The 1970s saw the cognitive approach establish itself as the major alternative to both psychoanalytic theory and behaviour theory of psychopathology (Mahoney, 1974; Mahoney & Arnkoff, 1978; Marzillier, 1980). The enthusiasm for the cognitive approach became a tidal wave in the 1980s and was applied to almost all forms of psychopathology including, anxiety disorders (Beck et al., 1985), personality disorder (Beck et al., 1990), and just about all forms of neurosis.

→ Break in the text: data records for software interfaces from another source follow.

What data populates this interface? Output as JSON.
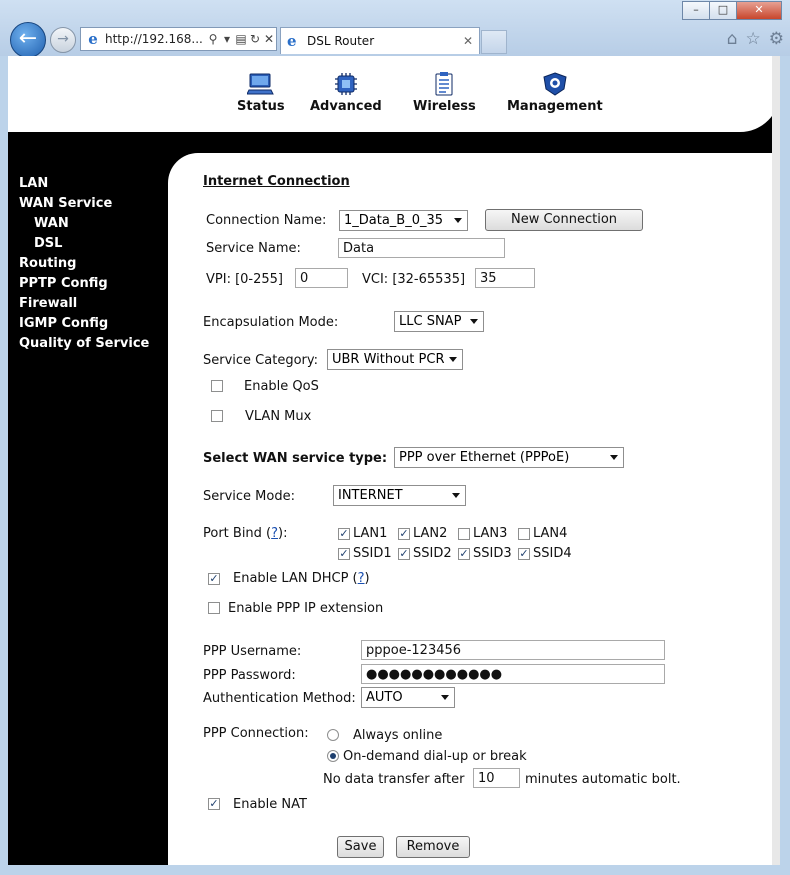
{
  "browser": {
    "url": "http://192.168...",
    "tab_title": "DSL Router",
    "window_buttons": {
      "minimize": "–",
      "maximize": "□",
      "close": "✕"
    }
  },
  "topnav": {
    "items": [
      {
        "label": "Status",
        "icon": "monitor-icon"
      },
      {
        "label": "Advanced",
        "icon": "chip-icon"
      },
      {
        "label": "Wireless",
        "icon": "clipboard-icon"
      },
      {
        "label": "Management",
        "icon": "shield-icon"
      }
    ]
  },
  "sidebar": {
    "items": [
      "LAN",
      "WAN Service",
      "WAN",
      "DSL",
      "Routing",
      "PPTP Config",
      "Firewall",
      "IGMP Config",
      "Quality of Service"
    ]
  },
  "form": {
    "heading": "Internet Connection",
    "connection_name_label": "Connection Name:",
    "connection_name_value": "1_Data_B_0_35",
    "new_connection_button": "New Connection",
    "service_name_label": "Service Name:",
    "service_name_value": "Data",
    "vpi_label": "VPI: [0-255]",
    "vpi_value": "0",
    "vci_label": "VCI: [32-65535]",
    "vci_value": "35",
    "encapsulation_label": "Encapsulation Mode:",
    "encapsulation_value": "LLC SNAP",
    "service_category_label": "Service Category:",
    "service_category_value": "UBR Without PCR",
    "enable_qos_label": "Enable QoS",
    "enable_qos_checked": false,
    "vlan_mux_label": "VLAN Mux",
    "vlan_mux_checked": false,
    "wan_type_label": "Select WAN service type:",
    "wan_type_value": "PPP over Ethernet (PPPoE)",
    "service_mode_label": "Service Mode:",
    "service_mode_value": "INTERNET",
    "port_bind_label": "Port Bind (",
    "port_bind_help": "?",
    "port_bind_suffix": "):",
    "ports": [
      {
        "label": "LAN1",
        "checked": true
      },
      {
        "label": "LAN2",
        "checked": true
      },
      {
        "label": "LAN3",
        "checked": false
      },
      {
        "label": "LAN4",
        "checked": false
      },
      {
        "label": "SSID1",
        "checked": true
      },
      {
        "label": "SSID2",
        "checked": true
      },
      {
        "label": "SSID3",
        "checked": true
      },
      {
        "label": "SSID4",
        "checked": true
      }
    ],
    "lan_dhcp_label": "Enable LAN DHCP (",
    "lan_dhcp_help": "?",
    "lan_dhcp_suffix": ")",
    "lan_dhcp_checked": true,
    "ppp_ip_ext_label": "Enable PPP IP extension",
    "ppp_ip_ext_checked": false,
    "ppp_username_label": "PPP Username:",
    "ppp_username_value": "pppoe-123456",
    "ppp_password_label": "PPP Password:",
    "ppp_password_value": "●●●●●●●●●●●●",
    "auth_method_label": "Authentication Method:",
    "auth_method_value": "AUTO",
    "ppp_connection_label": "PPP Connection:",
    "always_online_label": "Always online",
    "on_demand_label": "On-demand dial-up or break",
    "idle_prefix": "No data transfer after",
    "idle_value": "10",
    "idle_suffix": "minutes automatic bolt.",
    "enable_nat_label": "Enable NAT",
    "enable_nat_checked": true,
    "save_button": "Save",
    "remove_button": "Remove"
  }
}
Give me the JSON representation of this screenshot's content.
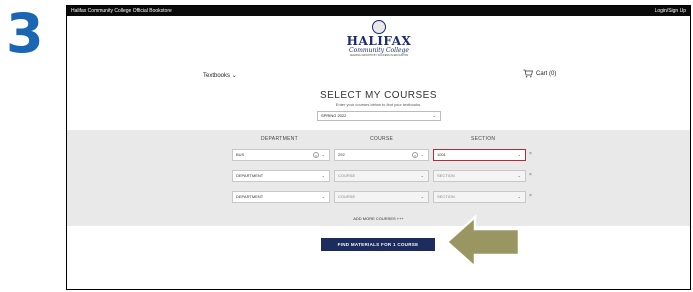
{
  "step_number": "3",
  "topbar": {
    "brand": "Halifax Community College Official Bookstore",
    "login": "Login/Sign Up"
  },
  "logo": {
    "name": "HALIFAX",
    "script": "Community College",
    "tagline": "LEADING GROWTH BY SUCCESS IN EDUCATION"
  },
  "nav": {
    "textbooks": "Textbooks",
    "cart": "Cart (0)"
  },
  "selector": {
    "title": "SELECT MY COURSES",
    "subtitle": "Enter your courses below to find your textbooks.",
    "term": "SPRING 2022"
  },
  "columns": {
    "department": "DEPARTMENT",
    "course": "COURSE",
    "section": "SECTION"
  },
  "rows": [
    {
      "department": "BUS",
      "course": "292",
      "section": "1001"
    },
    {
      "department": "DEPARTMENT",
      "course": "COURSE",
      "section": "SECTION"
    },
    {
      "department": "DEPARTMENT",
      "course": "COURSE",
      "section": "SECTION"
    }
  ],
  "remove_label": "×",
  "add_more": "ADD MORE COURSES +++",
  "find_button": "FIND MATERIALS FOR 1 COURSE",
  "colors": {
    "step": "#1b66b3",
    "button": "#1c2c5e",
    "arrow": "#9a9662",
    "accent_red": "#b42b3a"
  }
}
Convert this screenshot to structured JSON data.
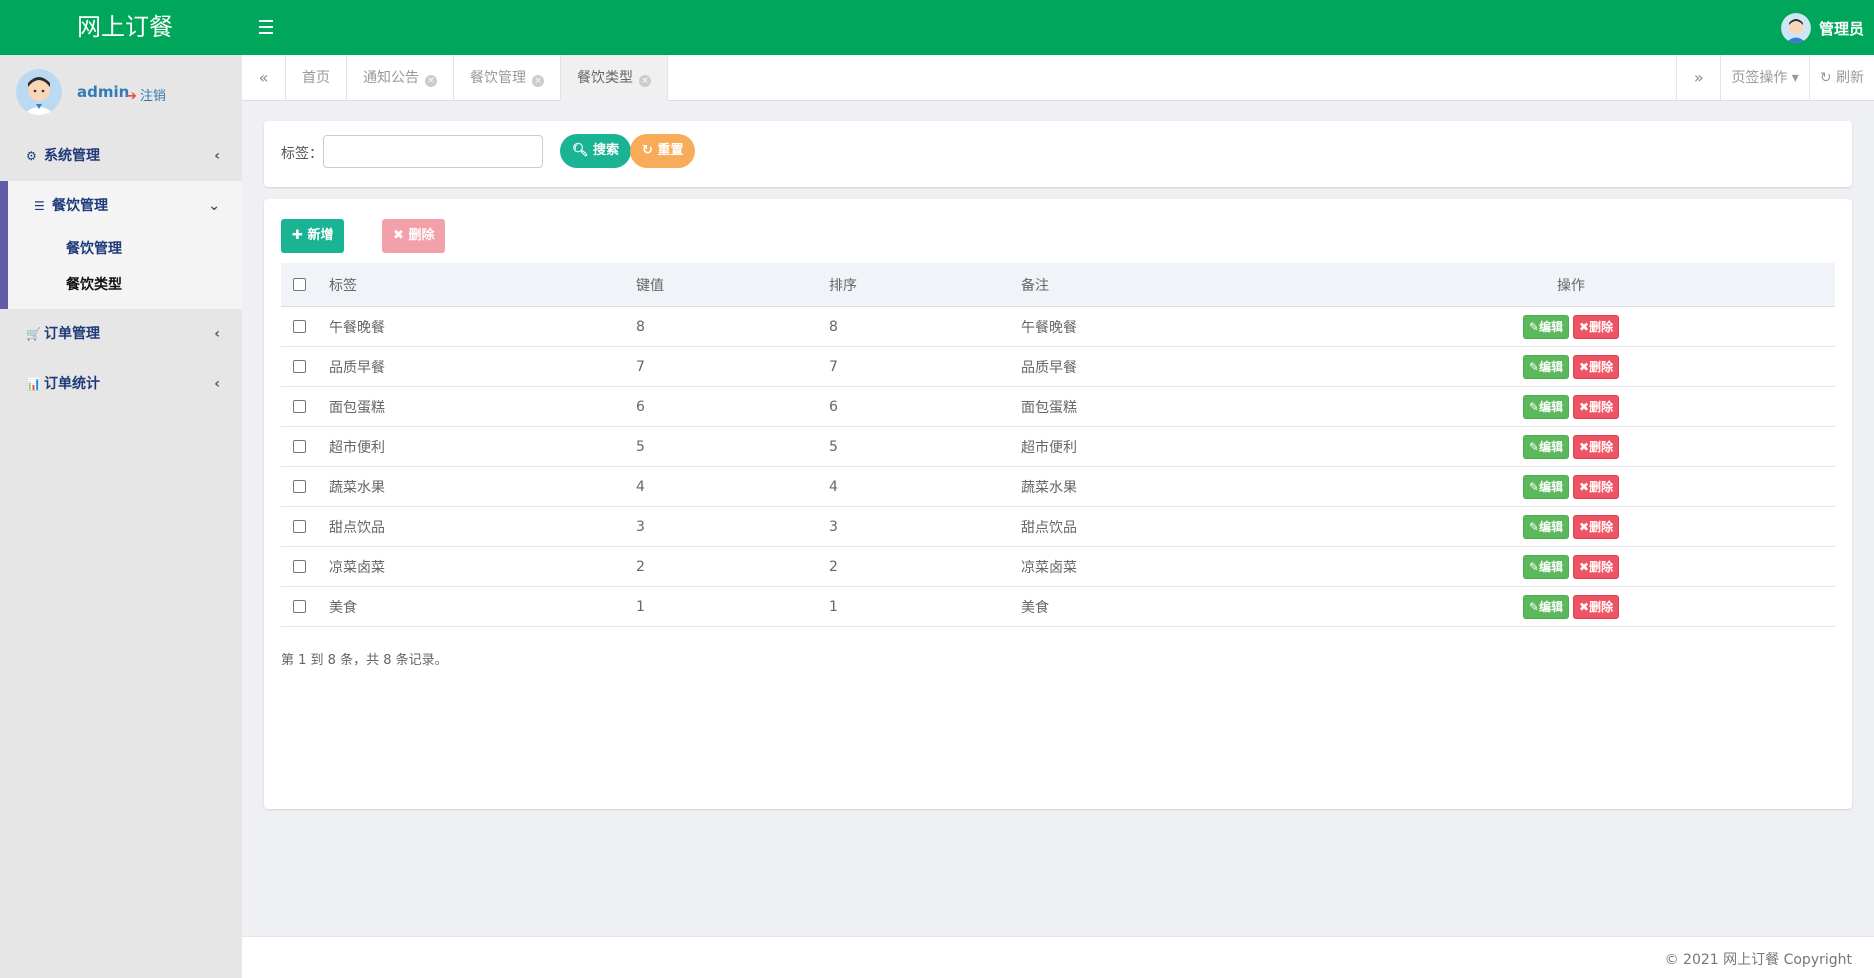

The reader can fi nd excellent reviews on these developments in Hawton, Salkovskis, Kirk, and Clark (1989), Freeman et al. (1989) and Scott, Williams, and Beck (1989). But in this era, cognitive approaches began to diversify and vary such that various debates between different schools have emerged (Dryden & Golden 1986). A major distinction is between the rationalists and constructivists (Mahoney & Gabriel, 1987; Carmin & Dowd, 1988).